[Stored records]
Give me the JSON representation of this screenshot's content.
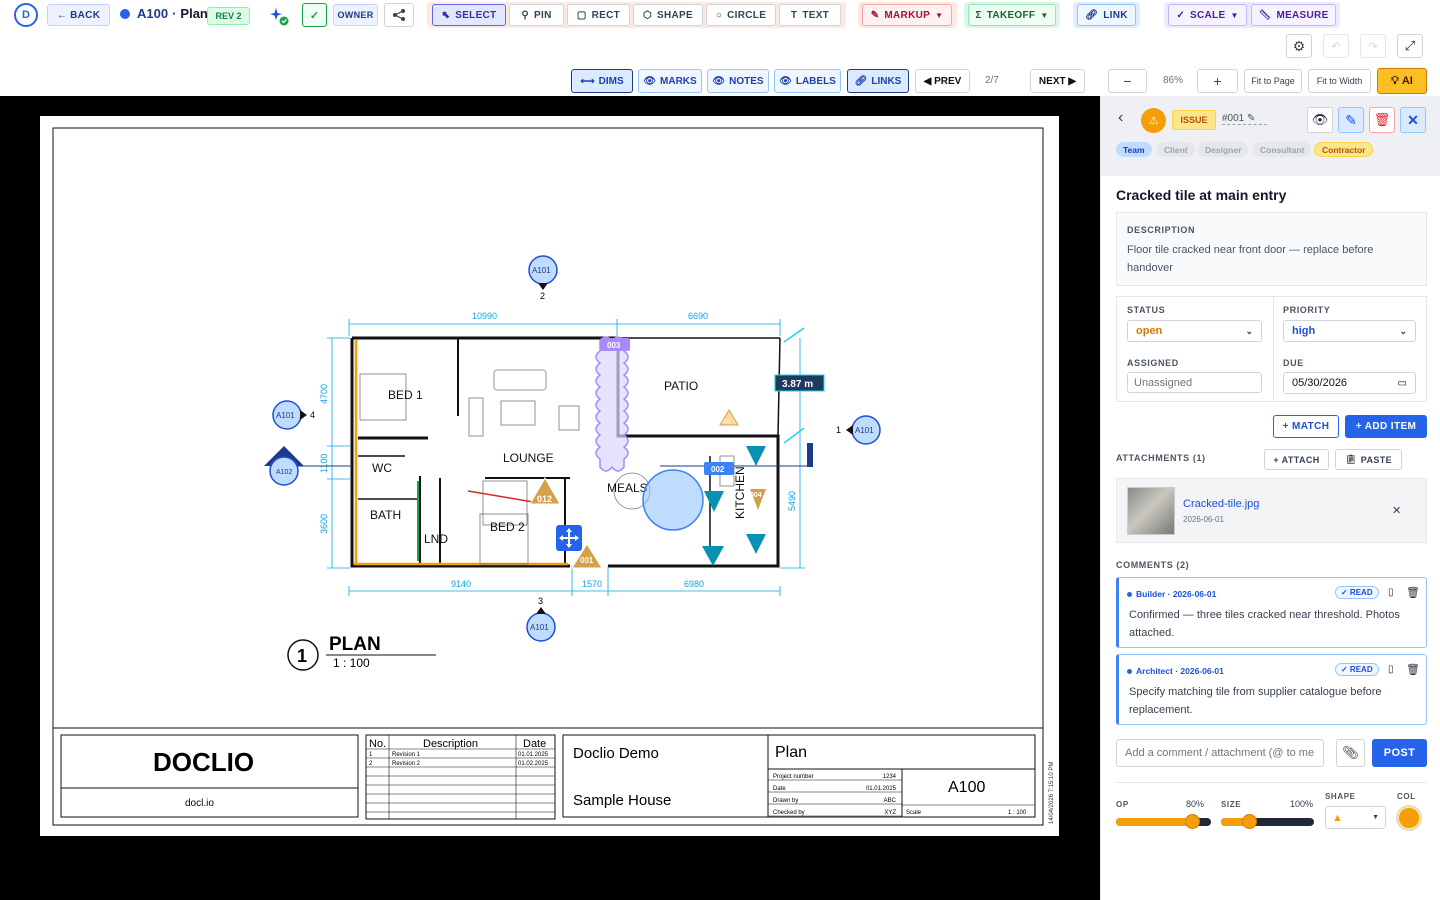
{
  "toolbar": {
    "back": "← BACK",
    "sheet_code": "A100",
    "sheet_sep": "·",
    "sheet_name": "Plan",
    "rev": "REV 2",
    "owner": "OWNER",
    "tools": {
      "select": "SELECT",
      "pin": "PIN",
      "rect": "RECT",
      "shape": "SHAPE",
      "circle": "CIRCLE",
      "text": "TEXT",
      "markup": "MARKUP",
      "takeoff": "TAKEOFF",
      "link": "LINK",
      "scale": "SCALE",
      "measure": "MEASURE"
    }
  },
  "viewbar": {
    "dims": "DIMS",
    "marks": "MARKS",
    "notes": "NOTES",
    "labels": "LABELS",
    "links": "LINKS",
    "prev": "◀ PREV",
    "page": "2/7",
    "next": "NEXT ▶",
    "zoom_out": "−",
    "zoom": "86%",
    "zoom_in": "+",
    "fit_page": "Fit to Page",
    "fit_width": "Fit to Width",
    "ai": "AI"
  },
  "drawing": {
    "rooms": {
      "bed1": "BED 1",
      "lounge": "LOUNGE",
      "patio": "PATIO",
      "wc": "WC",
      "bath": "BATH",
      "lnd": "LND",
      "bed2": "BED 2",
      "meals": "MEALS",
      "kitchen": "KITCHEN"
    },
    "dims": {
      "top_left": "10990",
      "top_right": "6690",
      "bot_left": "9140",
      "bot_mid": "1570",
      "bot_right": "6980",
      "left_top": "4700",
      "left_mid": "1100",
      "left_bot": "3600",
      "right": "5490"
    },
    "measure": "3.87 m",
    "refs": {
      "a101": "A101",
      "a102": "A102",
      "n1": "1",
      "n2": "2",
      "n3": "3",
      "n4": "4"
    },
    "pins": {
      "p003": "003",
      "p012": "012",
      "p001": "001",
      "p002": "002",
      "p011": "011",
      "p004": "004"
    },
    "title": {
      "num": "1",
      "name": "PLAN",
      "scale": "1 : 100"
    },
    "block": {
      "company": "DOCLIO",
      "web": "docl.io",
      "no": "No.",
      "desc": "Description",
      "date": "Date",
      "revs": [
        {
          "no": "1",
          "desc": "Revision 1",
          "date": "01.01.2025"
        },
        {
          "no": "2",
          "desc": "Revision 2",
          "date": "01.02.2025"
        }
      ],
      "project": "Doclio Demo",
      "site": "Sample House",
      "sheet_title": "Plan",
      "sheet_no": "A100",
      "meta": [
        {
          "k": "Project number",
          "v": "1234"
        },
        {
          "k": "Date",
          "v": "01.01.2025"
        },
        {
          "k": "Drawn by",
          "v": "ABC"
        },
        {
          "k": "Checked by",
          "v": "XYZ"
        }
      ],
      "scale_k": "Scale",
      "scale_v": "1 : 100",
      "stamp": "14/04/2026 7:15:10 PM"
    }
  },
  "panel": {
    "type": "ISSUE",
    "id": "#001 ✎",
    "audience": [
      "Team",
      "Client",
      "Designer",
      "Consultant",
      "Contractor"
    ],
    "title": "Cracked tile at main entry",
    "desc_label": "DESCRIPTION",
    "desc": "Floor tile cracked near front door — replace before handover",
    "status_label": "STATUS",
    "status": "open",
    "priority_label": "PRIORITY",
    "priority": "high",
    "assigned_label": "ASSIGNED",
    "assigned_placeholder": "Unassigned",
    "due_label": "DUE",
    "due": "05/30/2026",
    "match": "+ MATCH",
    "add_item": "+ ADD ITEM",
    "attach_label": "ATTACHMENTS (1)",
    "attach_btn": "+ ATTACH",
    "paste_btn": "PASTE",
    "file": "Cracked-tile.jpg",
    "file_date": "2026-06-01",
    "comments_label": "COMMENTS (2)",
    "comments": [
      {
        "author": "Builder · 2026-06-01",
        "read": "✓ READ",
        "text": "Confirmed — three tiles cracked near threshold. Photos attached."
      },
      {
        "author": "Architect · 2026-06-01",
        "read": "✓ READ",
        "text": "Specify matching tile from supplier catalogue before replacement."
      }
    ],
    "comment_placeholder": "Add a comment / attachment (@ to me",
    "post": "POST",
    "op_label": "OP",
    "op": "80%",
    "size_label": "SIZE",
    "size": "100%",
    "shape_label": "SHAPE",
    "col_label": "COL",
    "op_value": 0.8,
    "size_value": 0.3
  },
  "colors": {
    "accent": "#2563eb",
    "issue": "#f59e0b",
    "pin_purple": "#a78bfa",
    "teal": "#0891b2"
  }
}
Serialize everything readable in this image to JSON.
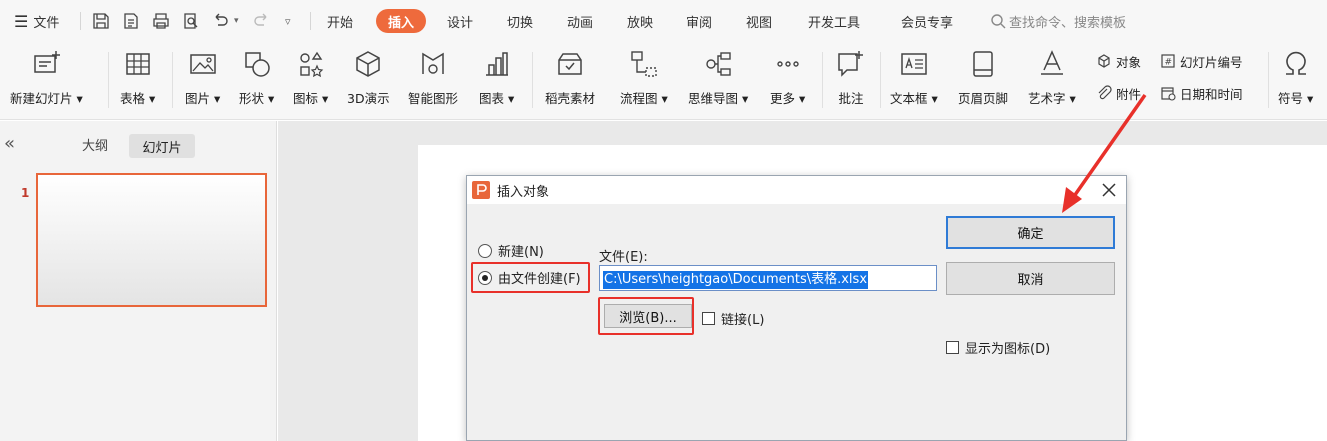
{
  "menubar": {
    "file_menu": "文件",
    "tabs": [
      "开始",
      "插入",
      "设计",
      "切换",
      "动画",
      "放映",
      "审阅",
      "视图",
      "开发工具",
      "会员专享"
    ],
    "active_tab": "插入",
    "search_placeholder": "查找命令、搜索模板"
  },
  "ribbon": {
    "new_slide": "新建幻灯片",
    "table": "表格",
    "picture": "图片",
    "shape": "形状",
    "icon": "图标",
    "demo3d": "3D演示",
    "smart_graphic": "智能图形",
    "chart": "图表",
    "docer": "稻壳素材",
    "flowchart": "流程图",
    "mindmap": "思维导图",
    "more": "更多",
    "comment": "批注",
    "textbox": "文本框",
    "header_footer": "页眉页脚",
    "wordart": "艺术字",
    "object": "对象",
    "attachment": "附件",
    "slide_number": "幻灯片编号",
    "datetime": "日期和时间",
    "symbol": "符号"
  },
  "left_panel": {
    "outline_tab": "大纲",
    "slides_tab": "幻灯片",
    "slide_number": "1"
  },
  "dialog": {
    "title": "插入对象",
    "radio_new": "新建(N)",
    "radio_from_file": "由文件创建(F)",
    "file_label": "文件(E):",
    "file_path": "C:\\Users\\heightgao\\Documents\\表格.xlsx",
    "browse_button": "浏览(B)...",
    "link_checkbox": "链接(L)",
    "ok_button": "确定",
    "cancel_button": "取消",
    "display_as_icon": "显示为图标(D)"
  },
  "colors": {
    "accent": "#ee6a3c",
    "highlight": "#e8302a",
    "selection": "#1473e6"
  }
}
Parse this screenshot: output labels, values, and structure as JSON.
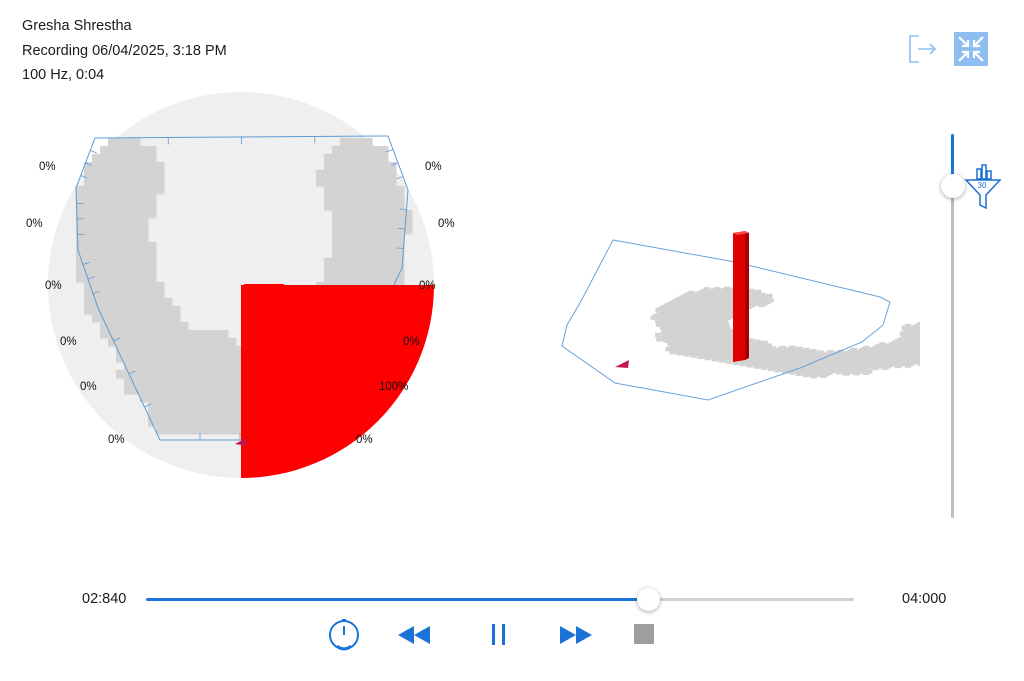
{
  "header": {
    "patient_name": "Gresha  Shrestha",
    "recording_label": "Recording 06/04/2025, 3:18 PM",
    "rate_duration": "100 Hz, 0:04"
  },
  "icons": {
    "exit": "exit-icon",
    "collapse": "collapse-icon",
    "filter": "filter-icon",
    "timer": "timer-icon",
    "rewind": "rewind-icon",
    "pause": "pause-icon",
    "fast_forward": "fast-forward-icon",
    "stop": "stop-icon"
  },
  "pressure_map": {
    "left_labels": [
      "0%",
      "0%",
      "0%",
      "0%",
      "0%",
      "0%"
    ],
    "right_labels": [
      "0%",
      "0%",
      "0%",
      "0%",
      "100%",
      "0%"
    ]
  },
  "zoom": {
    "filter_value": "30",
    "level": 0.07
  },
  "playback": {
    "current_time": "02:840",
    "total_time": "04:000",
    "progress": 0.709
  },
  "colors": {
    "accent": "#1a73d9",
    "pressure": "#ff0000",
    "sensor": "#d3d3d3",
    "outline": "#5b9bd5",
    "disc": "#efefef",
    "stop": "#9e9e9e"
  }
}
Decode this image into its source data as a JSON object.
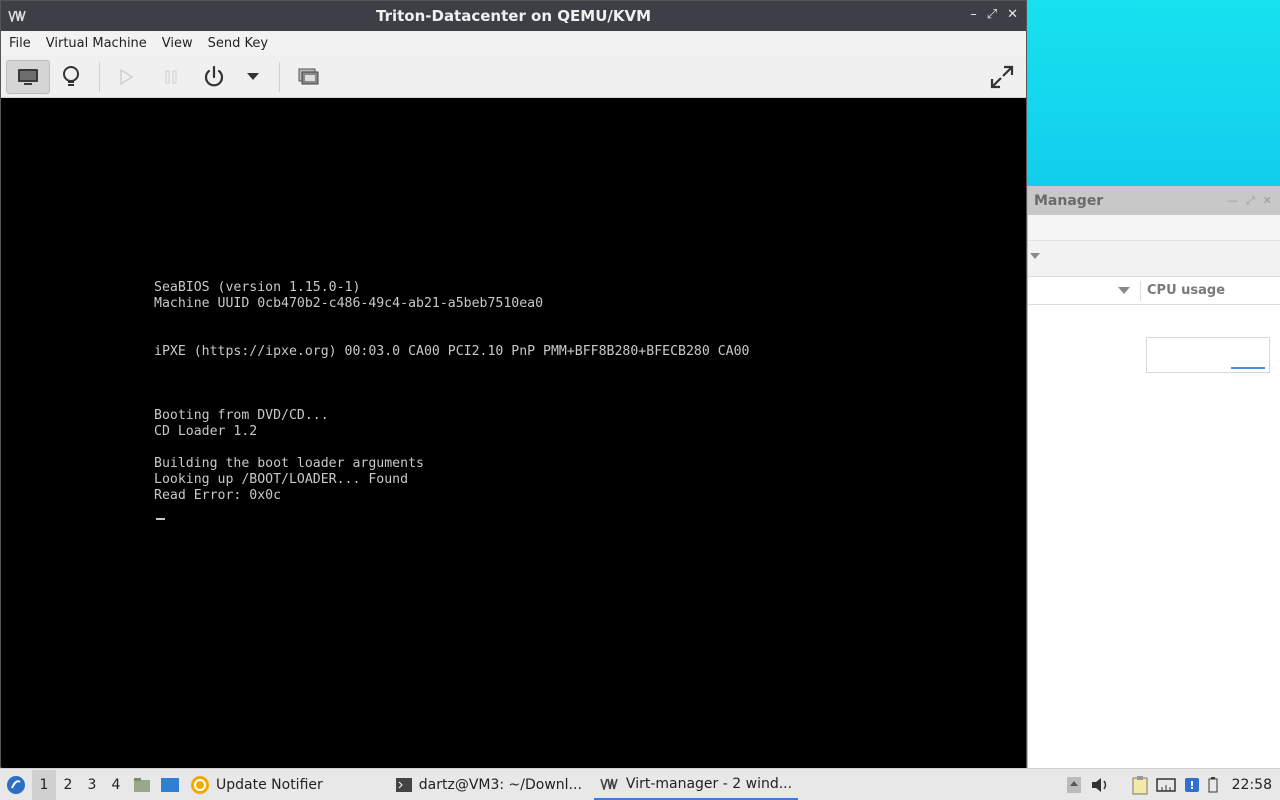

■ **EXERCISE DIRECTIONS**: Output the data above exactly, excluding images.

■ **PROBLEM SOLUTION**:
Give me the JSON representation of this screenshot's content.
{
  "toolbar": {
    "back": "← BACK",
    "sheet_code": "A100",
    "sheet_sep": "·",
    "sheet_name": "Plan",
    "rev": "REV 2",
    "owner": "OWNER",
    "tools": {
      "select": "SELECT",
      "pin": "PIN",
      "rect": "RECT",
      "shape": "SHAPE",
      "circle": "CIRCLE",
      "text": "TEXT",
      "markup": "MARKUP",
      "takeoff": "TAKEOFF",
      "link": "LINK",
      "scale": "SCALE",
      "measure": "MEASURE"
    }
  },
  "viewbar": {
    "dims": "DIMS",
    "marks": "MARKS",
    "notes": "NOTES",
    "labels": "LABELS",
    "links": "LINKS",
    "prev": "◀ PREV",
    "page": "2/7",
    "next": "NEXT ▶",
    "zoom_out": "−",
    "zoom": "86%",
    "zoom_in": "+",
    "fit_page": "Fit to Page",
    "fit_width": "Fit to Width",
    "ai": "AI"
  },
  "drawing": {
    "rooms": {
      "bed1": "BED 1",
      "lounge": "LOUNGE",
      "patio": "PATIO",
      "wc": "WC",
      "bath": "BATH",
      "lnd": "LND",
      "bed2": "BED 2",
      "meals": "MEALS",
      "kitchen": "KITCHEN"
    },
    "dims": {
      "top_left": "10990",
      "top_right": "6690",
      "bot_left": "9140",
      "bot_mid": "1570",
      "bot_right": "6980",
      "left_top": "4700",
      "left_mid": "1100",
      "left_bot": "3600",
      "right": "5490"
    },
    "measure": "3.87 m",
    "refs": {
      "a101": "A101",
      "a102": "A102",
      "n1": "1",
      "n2": "2",
      "n3": "3",
      "n4": "4"
    },
    "pins": {
      "p003": "003",
      "p012": "012",
      "p001": "001",
      "p002": "002",
      "p011": "011",
      "p004": "004"
    },
    "title": {
      "num": "1",
      "name": "PLAN",
      "scale": "1 : 100"
    },
    "block": {
      "company": "DOCLIO",
      "web": "docl.io",
      "no": "No.",
      "desc": "Description",
      "date": "Date",
      "revs": [
        {
          "no": "1",
          "desc": "Revision 1",
          "date": "01.01.2025"
        },
        {
          "no": "2",
          "desc": "Revision 2",
          "date": "01.02.2025"
        }
      ],
      "project": "Doclio Demo",
      "site": "Sample House",
      "sheet_title": "Plan",
      "sheet_no": "A100",
      "meta": [
        {
          "k": "Project number",
          "v": "1234"
        },
        {
          "k": "Date",
          "v": "01.01.2025"
        },
        {
          "k": "Drawn by",
          "v": "ABC"
        },
        {
          "k": "Checked by",
          "v": "XYZ"
        }
      ],
      "scale_k": "Scale",
      "scale_v": "1 : 100",
      "stamp": "14/04/2026 7:15:10 PM"
    }
  },
  "panel": {
    "type": "ISSUE",
    "id": "#001 ✎",
    "audience": [
      "Team",
      "Client",
      "Designer",
      "Consultant",
      "Contractor"
    ],
    "title": "Cracked tile at main entry",
    "desc_label": "DESCRIPTION",
    "desc": "Floor tile cracked near front door — replace before handover",
    "status_label": "STATUS",
    "status": "open",
    "priority_label": "PRIORITY",
    "priority": "high",
    "assigned_label": "ASSIGNED",
    "assigned_placeholder": "Unassigned",
    "due_label": "DUE",
    "due": "05/30/2026",
    "match": "+ MATCH",
    "add_item": "+ ADD ITEM",
    "attach_label": "ATTACHMENTS (1)",
    "attach_btn": "+ ATTACH",
    "paste_btn": "PASTE",
    "file": "Cracked-tile.jpg",
    "file_date": "2026-06-01",
    "comments_label": "COMMENTS (2)",
    "comments": [
      {
        "author": "Builder · 2026-06-01",
        "read": "✓ READ",
        "text": "Confirmed — three tiles cracked near threshold. Photos attached."
      },
      {
        "author": "Architect · 2026-06-01",
        "read": "✓ READ",
        "text": "Specify matching tile from supplier catalogue before replacement."
      }
    ],
    "comment_placeholder": "Add a comment / attachment (@ to me",
    "post": "POST",
    "op_label": "OP",
    "op": "80%",
    "size_label": "SIZE",
    "size": "100%",
    "shape_label": "SHAPE",
    "col_label": "COL",
    "op_value": 0.8,
    "size_value": 0.3
  },
  "colors": {
    "accent": "#2563eb",
    "issue": "#f59e0b",
    "pin_purple": "#a78bfa",
    "teal": "#0891b2"
  }
}
Serialize everything readable in this image to JSON.
{
  "menubar": {
    "file_menu": "文件",
    "tabs": [
      "开始",
      "插入",
      "设计",
      "切换",
      "动画",
      "放映",
      "审阅",
      "视图",
      "开发工具",
      "会员专享"
    ],
    "active_tab": "插入",
    "search_placeholder": "查找命令、搜索模板"
  },
  "ribbon": {
    "new_slide": "新建幻灯片",
    "table": "表格",
    "picture": "图片",
    "shape": "形状",
    "icon": "图标",
    "demo3d": "3D演示",
    "smart_graphic": "智能图形",
    "chart": "图表",
    "docer": "稻壳素材",
    "flowchart": "流程图",
    "mindmap": "思维导图",
    "more": "更多",
    "comment": "批注",
    "textbox": "文本框",
    "header_footer": "页眉页脚",
    "wordart": "艺术字",
    "object": "对象",
    "attachment": "附件",
    "slide_number": "幻灯片编号",
    "datetime": "日期和时间",
    "symbol": "符号"
  },
  "left_panel": {
    "outline_tab": "大纲",
    "slides_tab": "幻灯片",
    "slide_number": "1"
  },
  "dialog": {
    "title": "插入对象",
    "radio_new": "新建(N)",
    "radio_from_file": "由文件创建(F)",
    "file_label": "文件(E):",
    "file_path": "C:\\Users\\heightgao\\Documents\\表格.xlsx",
    "browse_button": "浏览(B)...",
    "link_checkbox": "链接(L)",
    "ok_button": "确定",
    "cancel_button": "取消",
    "display_as_icon": "显示为图标(D)"
  },
  "colors": {
    "accent": "#ee6a3c",
    "highlight": "#e8302a",
    "selection": "#1473e6"
  }
}
Parse this screenshot: output labels, values, and structure as JSON.
{
  "header": {
    "patient_name": "Gresha  Shrestha",
    "recording_label": "Recording 06/04/2025, 3:18 PM",
    "rate_duration": "100 Hz, 0:04"
  },
  "icons": {
    "exit": "exit-icon",
    "collapse": "collapse-icon",
    "filter": "filter-icon",
    "timer": "timer-icon",
    "rewind": "rewind-icon",
    "pause": "pause-icon",
    "fast_forward": "fast-forward-icon",
    "stop": "stop-icon"
  },
  "pressure_map": {
    "left_labels": [
      "0%",
      "0%",
      "0%",
      "0%",
      "0%",
      "0%"
    ],
    "right_labels": [
      "0%",
      "0%",
      "0%",
      "0%",
      "100%",
      "0%"
    ]
  },
  "zoom": {
    "filter_value": "30",
    "level": 0.07
  },
  "playback": {
    "current_time": "02:840",
    "total_time": "04:000",
    "progress": 0.709
  },
  "colors": {
    "accent": "#1a73d9",
    "pressure": "#ff0000",
    "sensor": "#d3d3d3",
    "outline": "#5b9bd5",
    "disc": "#efefef",
    "stop": "#9e9e9e"
  }
}
Decode this image into its source data as a JSON object.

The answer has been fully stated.